  • Takeda UK and sanofi-aventis
  • Qualitative Evaluation by University of Warwick

Key Findings

  1. Generated general awareness of the importance of fundamental changes to health and lifestyles. “Me and mum now walk every day”
  2. Participants noted changes at individual and household level. “I’m more aware of what I eat, …I teach my children,… my husband too…. involve the whole family”
  3. Simple health messages were considered to be powerful and well received “We now just have green milk [semi - skimmed] - no blue [full fat]”
  4. The variety of approaches within the project are fundamental to the sustainability of change “The more you attend such occasions, the more you are reminded…”


The Apnee Sehat initiative not only raised awareness within a community of the particular health issues facing them, it also went on to provide them with the basic tools required in order to tackle those health issues, and has done so in a sustained fashion. This has proved to be a very successful formula with raised levels of knowledge and awareness and a whole community engaged in improving their health and lifestyle.

This is an example of effective partnership working, with a sustained and coordinated approach in order to maximise the health gain of a community.

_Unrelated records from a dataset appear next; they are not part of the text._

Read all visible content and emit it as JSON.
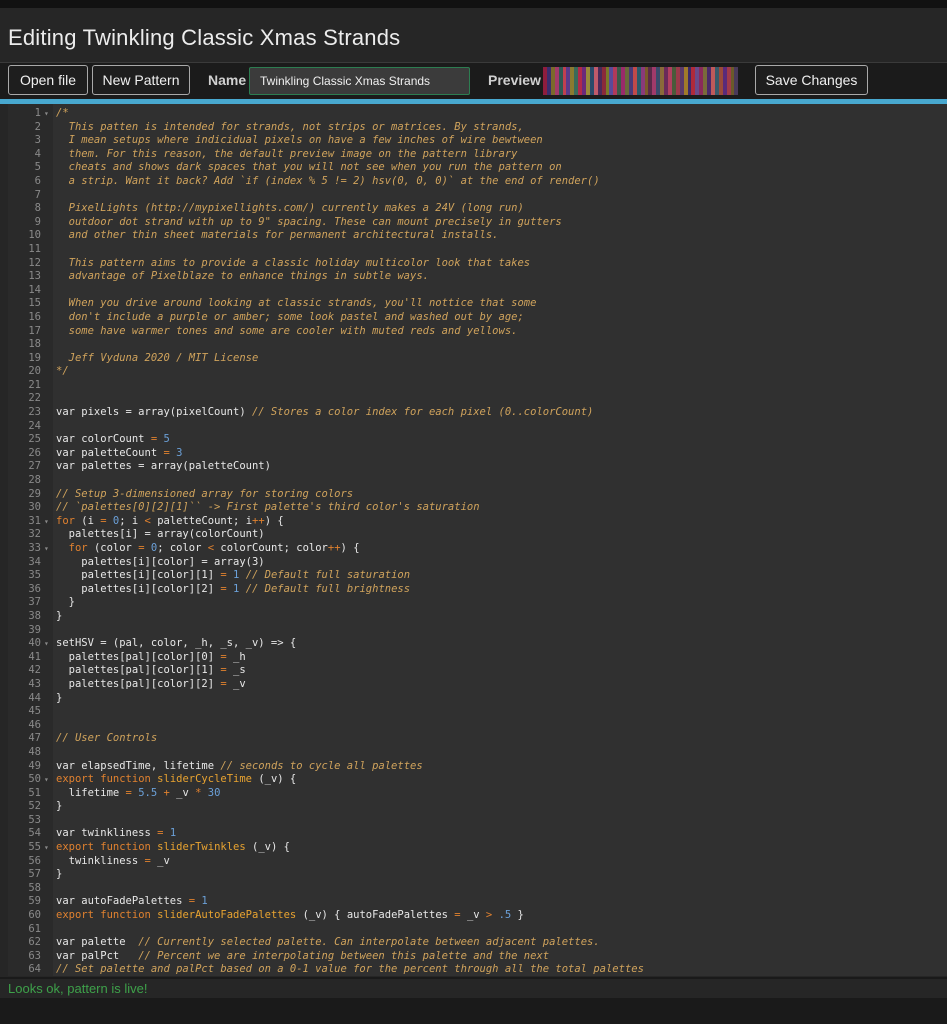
{
  "page": {
    "title": "Editing Twinkling Classic Xmas Strands"
  },
  "toolbar": {
    "open_label": "Open file",
    "new_label": "New Pattern",
    "name_label": "Name",
    "name_value": "Twinkling Classic Xmas Strands",
    "preview_label": "Preview",
    "save_label": "Save Changes",
    "preview_colors": [
      "#8e1d3d",
      "#3a2d6e",
      "#7a6a2a",
      "#a23a6a",
      "#2e5a55",
      "#c04050",
      "#5a3a8a",
      "#8a7a30",
      "#3a6a5a",
      "#b02a4a",
      "#6a2a7a",
      "#9a8a3a",
      "#2a4a6a",
      "#c05a6a",
      "#4a2a5a",
      "#8a2a3a",
      "#7a7a2a",
      "#5a4a9a",
      "#b03a5a",
      "#3a5a4a",
      "#9a2a6a",
      "#6a6a3a",
      "#4a3a7a",
      "#c04a4a",
      "#2a5a6a",
      "#8a3a7a",
      "#7a5a2a",
      "#5a2a4a",
      "#a03a6a",
      "#3a4a6a",
      "#8a6a3a",
      "#6a2a5a",
      "#b04060",
      "#4a5a3a",
      "#9a3a4a",
      "#5a3a6a",
      "#a07a2a",
      "#3a2a6a",
      "#b02a3a",
      "#6a4a8a",
      "#8a2a5a",
      "#7a6a3a",
      "#4a2a6a",
      "#c05a5a",
      "#3a5a6a",
      "#9a4a3a",
      "#5a2a7a",
      "#a03a4a",
      "#6a5a2a",
      "#4a3a5a"
    ]
  },
  "editor": {
    "lines": [
      {
        "n": "1",
        "f": true,
        "t": [
          [
            "c",
            "/*"
          ]
        ]
      },
      {
        "n": "2",
        "t": [
          [
            "c",
            "  This patten is intended for strands, not strips or matrices. By strands,"
          ]
        ]
      },
      {
        "n": "3",
        "t": [
          [
            "c",
            "  I mean setups where indicidual pixels on have a few inches of wire bewtween"
          ]
        ]
      },
      {
        "n": "4",
        "t": [
          [
            "c",
            "  them. For this reason, the default preview image on the pattern library"
          ]
        ]
      },
      {
        "n": "5",
        "t": [
          [
            "c",
            "  cheats and shows dark spaces that you will not see when you run the pattern on"
          ]
        ]
      },
      {
        "n": "6",
        "t": [
          [
            "c",
            "  a strip. Want it back? Add `if (index % 5 != 2) hsv(0, 0, 0)` at the end of render()"
          ]
        ]
      },
      {
        "n": "7",
        "t": []
      },
      {
        "n": "8",
        "t": [
          [
            "c",
            "  PixelLights (http://mypixellights.com/) currently makes a 24V (long run)"
          ]
        ]
      },
      {
        "n": "9",
        "t": [
          [
            "c",
            "  outdoor dot strand with up to 9\" spacing. These can mount precisely in gutters"
          ]
        ]
      },
      {
        "n": "10",
        "t": [
          [
            "c",
            "  and other thin sheet materials for permanent architectural installs."
          ]
        ]
      },
      {
        "n": "11",
        "t": []
      },
      {
        "n": "12",
        "t": [
          [
            "c",
            "  This pattern aims to provide a classic holiday multicolor look that takes"
          ]
        ]
      },
      {
        "n": "13",
        "t": [
          [
            "c",
            "  advantage of Pixelblaze to enhance things in subtle ways."
          ]
        ]
      },
      {
        "n": "14",
        "t": []
      },
      {
        "n": "15",
        "t": [
          [
            "c",
            "  When you drive around looking at classic strands, you'll nottice that some"
          ]
        ]
      },
      {
        "n": "16",
        "t": [
          [
            "c",
            "  don't include a purple or amber; some look pastel and washed out by age;"
          ]
        ]
      },
      {
        "n": "17",
        "t": [
          [
            "c",
            "  some have warmer tones and some are cooler with muted reds and yellows."
          ]
        ]
      },
      {
        "n": "18",
        "t": []
      },
      {
        "n": "19",
        "t": [
          [
            "c",
            "  Jeff Vyduna 2020 / MIT License"
          ]
        ]
      },
      {
        "n": "20",
        "t": [
          [
            "c",
            "*/"
          ]
        ]
      },
      {
        "n": "21",
        "t": []
      },
      {
        "n": "22",
        "t": []
      },
      {
        "n": "23",
        "t": [
          [
            "p",
            "var pixels = array(pixelCount) "
          ],
          [
            "c",
            "// Stores a color index for each pixel (0..colorCount)"
          ]
        ]
      },
      {
        "n": "24",
        "t": []
      },
      {
        "n": "25",
        "t": [
          [
            "p",
            "var colorCount "
          ],
          [
            "o",
            "="
          ],
          [
            "p",
            " "
          ],
          [
            "n",
            "5"
          ]
        ]
      },
      {
        "n": "26",
        "t": [
          [
            "p",
            "var paletteCount "
          ],
          [
            "o",
            "="
          ],
          [
            "p",
            " "
          ],
          [
            "n",
            "3"
          ]
        ]
      },
      {
        "n": "27",
        "t": [
          [
            "p",
            "var palettes = array(paletteCount)"
          ]
        ]
      },
      {
        "n": "28",
        "t": []
      },
      {
        "n": "29",
        "t": [
          [
            "c",
            "// Setup 3-dimensioned array for storing colors"
          ]
        ]
      },
      {
        "n": "30",
        "t": [
          [
            "c",
            "// `palettes[0][2][1]`` -> First palette's third color's saturation"
          ]
        ]
      },
      {
        "n": "31",
        "f": true,
        "t": [
          [
            "k",
            "for"
          ],
          [
            "p",
            " (i "
          ],
          [
            "o",
            "="
          ],
          [
            "p",
            " "
          ],
          [
            "n",
            "0"
          ],
          [
            "p",
            "; i "
          ],
          [
            "o",
            "<"
          ],
          [
            "p",
            " paletteCount; i"
          ],
          [
            "o",
            "++"
          ],
          [
            "p",
            ") {"
          ]
        ]
      },
      {
        "n": "32",
        "t": [
          [
            "p",
            "  palettes[i] = array(colorCount)"
          ]
        ]
      },
      {
        "n": "33",
        "f": true,
        "t": [
          [
            "p",
            "  "
          ],
          [
            "k",
            "for"
          ],
          [
            "p",
            " (color "
          ],
          [
            "o",
            "="
          ],
          [
            "p",
            " "
          ],
          [
            "n",
            "0"
          ],
          [
            "p",
            "; color "
          ],
          [
            "o",
            "<"
          ],
          [
            "p",
            " colorCount; color"
          ],
          [
            "o",
            "++"
          ],
          [
            "p",
            ") {"
          ]
        ]
      },
      {
        "n": "34",
        "t": [
          [
            "p",
            "    palettes[i][color] = array(3)"
          ]
        ]
      },
      {
        "n": "35",
        "t": [
          [
            "p",
            "    palettes[i][color][1] "
          ],
          [
            "o",
            "="
          ],
          [
            "p",
            " "
          ],
          [
            "n",
            "1"
          ],
          [
            "p",
            " "
          ],
          [
            "c",
            "// Default full saturation"
          ]
        ]
      },
      {
        "n": "36",
        "t": [
          [
            "p",
            "    palettes[i][color][2] "
          ],
          [
            "o",
            "="
          ],
          [
            "p",
            " "
          ],
          [
            "n",
            "1"
          ],
          [
            "p",
            " "
          ],
          [
            "c",
            "// Default full brightness"
          ]
        ]
      },
      {
        "n": "37",
        "t": [
          [
            "p",
            "  }"
          ]
        ]
      },
      {
        "n": "38",
        "t": [
          [
            "p",
            "}"
          ]
        ]
      },
      {
        "n": "39",
        "t": []
      },
      {
        "n": "40",
        "f": true,
        "t": [
          [
            "p",
            "setHSV = (pal, color, _h, _s, _v) => {"
          ]
        ]
      },
      {
        "n": "41",
        "t": [
          [
            "p",
            "  palettes[pal][color][0] "
          ],
          [
            "o",
            "="
          ],
          [
            "p",
            " _h"
          ]
        ]
      },
      {
        "n": "42",
        "t": [
          [
            "p",
            "  palettes[pal][color][1] "
          ],
          [
            "o",
            "="
          ],
          [
            "p",
            " _s"
          ]
        ]
      },
      {
        "n": "43",
        "t": [
          [
            "p",
            "  palettes[pal][color][2] "
          ],
          [
            "o",
            "="
          ],
          [
            "p",
            " _v"
          ]
        ]
      },
      {
        "n": "44",
        "t": [
          [
            "p",
            "}"
          ]
        ]
      },
      {
        "n": "45",
        "t": []
      },
      {
        "n": "46",
        "t": []
      },
      {
        "n": "47",
        "t": [
          [
            "c",
            "// User Controls"
          ]
        ]
      },
      {
        "n": "48",
        "t": []
      },
      {
        "n": "49",
        "t": [
          [
            "p",
            "var elapsedTime, lifetime "
          ],
          [
            "c",
            "// seconds to cycle all palettes"
          ]
        ]
      },
      {
        "n": "50",
        "f": true,
        "t": [
          [
            "k",
            "export"
          ],
          [
            "p",
            " "
          ],
          [
            "k",
            "function"
          ],
          [
            "p",
            " "
          ],
          [
            "fn",
            "sliderCycleTime"
          ],
          [
            "p",
            " (_v) {"
          ]
        ]
      },
      {
        "n": "51",
        "t": [
          [
            "p",
            "  lifetime "
          ],
          [
            "o",
            "="
          ],
          [
            "p",
            " "
          ],
          [
            "n",
            "5.5"
          ],
          [
            "p",
            " "
          ],
          [
            "o",
            "+"
          ],
          [
            "p",
            " _v "
          ],
          [
            "o",
            "*"
          ],
          [
            "p",
            " "
          ],
          [
            "n",
            "30"
          ]
        ]
      },
      {
        "n": "52",
        "t": [
          [
            "p",
            "}"
          ]
        ]
      },
      {
        "n": "53",
        "t": []
      },
      {
        "n": "54",
        "t": [
          [
            "p",
            "var twinkliness "
          ],
          [
            "o",
            "="
          ],
          [
            "p",
            " "
          ],
          [
            "n",
            "1"
          ]
        ]
      },
      {
        "n": "55",
        "f": true,
        "t": [
          [
            "k",
            "export"
          ],
          [
            "p",
            " "
          ],
          [
            "k",
            "function"
          ],
          [
            "p",
            " "
          ],
          [
            "fn",
            "sliderTwinkles"
          ],
          [
            "p",
            " (_v) {"
          ]
        ]
      },
      {
        "n": "56",
        "t": [
          [
            "p",
            "  twinkliness "
          ],
          [
            "o",
            "="
          ],
          [
            "p",
            " _v"
          ]
        ]
      },
      {
        "n": "57",
        "t": [
          [
            "p",
            "}"
          ]
        ]
      },
      {
        "n": "58",
        "t": []
      },
      {
        "n": "59",
        "t": [
          [
            "p",
            "var autoFadePalettes "
          ],
          [
            "o",
            "="
          ],
          [
            "p",
            " "
          ],
          [
            "n",
            "1"
          ]
        ]
      },
      {
        "n": "60",
        "t": [
          [
            "k",
            "export"
          ],
          [
            "p",
            " "
          ],
          [
            "k",
            "function"
          ],
          [
            "p",
            " "
          ],
          [
            "fn",
            "sliderAutoFadePalettes"
          ],
          [
            "p",
            " (_v) { autoFadePalettes "
          ],
          [
            "o",
            "="
          ],
          [
            "p",
            " _v "
          ],
          [
            "o",
            ">"
          ],
          [
            "p",
            " "
          ],
          [
            "n",
            ".5"
          ],
          [
            "p",
            " }"
          ]
        ]
      },
      {
        "n": "61",
        "t": []
      },
      {
        "n": "62",
        "t": [
          [
            "p",
            "var palette  "
          ],
          [
            "c",
            "// Currently selected palette. Can interpolate between adjacent palettes."
          ]
        ]
      },
      {
        "n": "63",
        "t": [
          [
            "p",
            "var palPct   "
          ],
          [
            "c",
            "// Percent we are interpolating between this palette and the next"
          ]
        ]
      },
      {
        "n": "64",
        "t": [
          [
            "c",
            "// Set palette and palPct based on a 0-1 value for the percent through all the total palettes"
          ]
        ]
      }
    ]
  },
  "status": {
    "message": "Looks ok, pattern is live!"
  }
}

The drive and enthusiasm of a number of key people working in partnership has been of fundamental importance to the sustainability of the initiative so far.

The South Asian community have been motivated, and sensitively instructed on how change may be instigated and sustained. The Sikh temple is a novel venue for the introduction of a health initiative and has been found to be positively instrumental in sustaining momentum and providing support.

This project has, we feel, set new standards for working across organisation and in giving a local community the opportunity to take health care into their own hands. We are really proud of the extent to which the community have adopted this project and given it an impact that the NHS could not have achieved its their own.

The project is now reaching a point where it is truly public led with the community feeding in ideas of how to take the work forward and sharing what they have learnt between them helping each other to change. People are genuinely changing and although it will not change the statistics overnight in time this will improve the long-term health outlook for this community. It has also given rise to tools that can be shared nationally allowing others to benefit from these combined efforts.